TASK STATEMENT: Take each line in the entries below that holds "this" and show it.

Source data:
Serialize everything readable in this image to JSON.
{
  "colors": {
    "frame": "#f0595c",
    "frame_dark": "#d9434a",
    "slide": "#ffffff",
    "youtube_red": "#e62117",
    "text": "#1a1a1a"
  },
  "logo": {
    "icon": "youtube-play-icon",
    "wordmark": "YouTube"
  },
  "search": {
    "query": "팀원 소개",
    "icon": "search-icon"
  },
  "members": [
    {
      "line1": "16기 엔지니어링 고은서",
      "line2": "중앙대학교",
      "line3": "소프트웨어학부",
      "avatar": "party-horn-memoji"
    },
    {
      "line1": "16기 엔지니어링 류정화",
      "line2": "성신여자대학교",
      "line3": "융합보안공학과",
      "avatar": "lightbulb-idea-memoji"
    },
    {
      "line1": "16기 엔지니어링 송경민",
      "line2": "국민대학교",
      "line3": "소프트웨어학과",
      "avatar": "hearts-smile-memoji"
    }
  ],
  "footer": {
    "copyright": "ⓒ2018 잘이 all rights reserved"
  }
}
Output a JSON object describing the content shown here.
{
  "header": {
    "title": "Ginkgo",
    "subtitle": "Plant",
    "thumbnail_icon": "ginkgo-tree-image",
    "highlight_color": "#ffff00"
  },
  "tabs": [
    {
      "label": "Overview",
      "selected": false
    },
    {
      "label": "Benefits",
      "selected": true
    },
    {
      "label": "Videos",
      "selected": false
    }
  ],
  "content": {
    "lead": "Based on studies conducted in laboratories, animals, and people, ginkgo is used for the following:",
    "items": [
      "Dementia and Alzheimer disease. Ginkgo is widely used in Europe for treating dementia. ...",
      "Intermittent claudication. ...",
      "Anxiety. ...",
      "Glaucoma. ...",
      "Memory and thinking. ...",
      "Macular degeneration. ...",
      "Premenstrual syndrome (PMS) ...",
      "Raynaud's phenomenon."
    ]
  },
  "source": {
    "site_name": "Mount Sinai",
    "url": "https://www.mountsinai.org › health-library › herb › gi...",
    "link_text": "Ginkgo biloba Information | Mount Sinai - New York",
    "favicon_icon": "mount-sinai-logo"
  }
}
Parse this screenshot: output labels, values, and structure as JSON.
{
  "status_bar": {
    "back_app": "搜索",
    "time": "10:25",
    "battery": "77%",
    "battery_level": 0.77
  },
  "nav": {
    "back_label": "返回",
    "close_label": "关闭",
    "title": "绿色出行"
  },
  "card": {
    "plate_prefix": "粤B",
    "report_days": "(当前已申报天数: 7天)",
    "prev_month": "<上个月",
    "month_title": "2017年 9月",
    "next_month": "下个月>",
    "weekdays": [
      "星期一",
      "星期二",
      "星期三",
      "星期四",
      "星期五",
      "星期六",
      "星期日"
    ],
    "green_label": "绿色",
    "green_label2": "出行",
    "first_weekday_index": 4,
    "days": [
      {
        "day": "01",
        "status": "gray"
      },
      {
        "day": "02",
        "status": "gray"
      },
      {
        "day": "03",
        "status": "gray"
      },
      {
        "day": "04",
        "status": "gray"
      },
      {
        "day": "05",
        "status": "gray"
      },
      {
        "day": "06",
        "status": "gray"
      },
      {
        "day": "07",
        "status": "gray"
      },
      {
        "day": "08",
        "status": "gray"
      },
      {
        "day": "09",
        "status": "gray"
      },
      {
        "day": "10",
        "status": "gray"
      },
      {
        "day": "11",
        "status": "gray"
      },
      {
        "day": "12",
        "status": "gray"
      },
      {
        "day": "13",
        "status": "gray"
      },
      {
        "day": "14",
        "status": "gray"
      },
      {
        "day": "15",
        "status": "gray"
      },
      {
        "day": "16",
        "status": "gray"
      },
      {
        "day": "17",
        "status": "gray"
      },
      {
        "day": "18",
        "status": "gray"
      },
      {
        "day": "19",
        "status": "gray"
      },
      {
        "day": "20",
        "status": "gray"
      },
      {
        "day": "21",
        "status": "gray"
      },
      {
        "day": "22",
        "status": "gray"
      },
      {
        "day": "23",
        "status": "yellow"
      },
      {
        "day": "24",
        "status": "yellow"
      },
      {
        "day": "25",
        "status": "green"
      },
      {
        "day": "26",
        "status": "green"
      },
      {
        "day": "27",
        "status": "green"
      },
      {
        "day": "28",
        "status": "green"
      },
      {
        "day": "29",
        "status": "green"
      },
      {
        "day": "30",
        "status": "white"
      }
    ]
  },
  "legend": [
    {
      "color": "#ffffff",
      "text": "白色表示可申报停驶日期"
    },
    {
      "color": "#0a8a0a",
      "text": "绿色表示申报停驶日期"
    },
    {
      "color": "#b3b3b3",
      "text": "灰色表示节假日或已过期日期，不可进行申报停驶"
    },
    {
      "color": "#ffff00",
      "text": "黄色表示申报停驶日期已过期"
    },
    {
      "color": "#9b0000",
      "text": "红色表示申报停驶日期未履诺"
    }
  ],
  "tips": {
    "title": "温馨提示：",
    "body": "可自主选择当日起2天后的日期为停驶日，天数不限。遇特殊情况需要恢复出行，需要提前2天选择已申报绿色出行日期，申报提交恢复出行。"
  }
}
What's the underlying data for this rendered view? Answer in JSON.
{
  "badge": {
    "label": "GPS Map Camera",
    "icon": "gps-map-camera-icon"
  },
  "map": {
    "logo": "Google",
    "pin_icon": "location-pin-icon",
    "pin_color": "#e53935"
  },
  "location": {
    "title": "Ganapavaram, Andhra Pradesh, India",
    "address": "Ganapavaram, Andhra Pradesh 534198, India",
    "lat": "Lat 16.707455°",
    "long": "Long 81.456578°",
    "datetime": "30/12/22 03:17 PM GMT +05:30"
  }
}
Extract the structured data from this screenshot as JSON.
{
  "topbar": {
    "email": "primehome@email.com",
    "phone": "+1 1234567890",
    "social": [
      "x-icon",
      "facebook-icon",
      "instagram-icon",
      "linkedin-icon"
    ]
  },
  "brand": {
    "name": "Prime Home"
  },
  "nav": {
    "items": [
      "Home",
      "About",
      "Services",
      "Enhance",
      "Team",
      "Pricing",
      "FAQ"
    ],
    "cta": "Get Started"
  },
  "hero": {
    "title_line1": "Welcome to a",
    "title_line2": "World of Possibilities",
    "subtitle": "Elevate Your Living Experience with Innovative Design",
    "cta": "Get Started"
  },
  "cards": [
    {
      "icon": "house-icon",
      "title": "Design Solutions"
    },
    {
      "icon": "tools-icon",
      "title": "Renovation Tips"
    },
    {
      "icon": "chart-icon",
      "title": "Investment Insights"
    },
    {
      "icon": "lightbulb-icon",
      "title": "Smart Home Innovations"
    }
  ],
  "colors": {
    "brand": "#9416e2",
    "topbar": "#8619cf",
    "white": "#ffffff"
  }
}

SOLUTION TO THE EXERCISE:
Serialize everything readable in this image to JSON.
Parse this screenshot: output labels, values, and structure as JSON.
What's the underlying data for this rendered view? Answer in JSON.
Extract the structured data from this screenshot as JSON.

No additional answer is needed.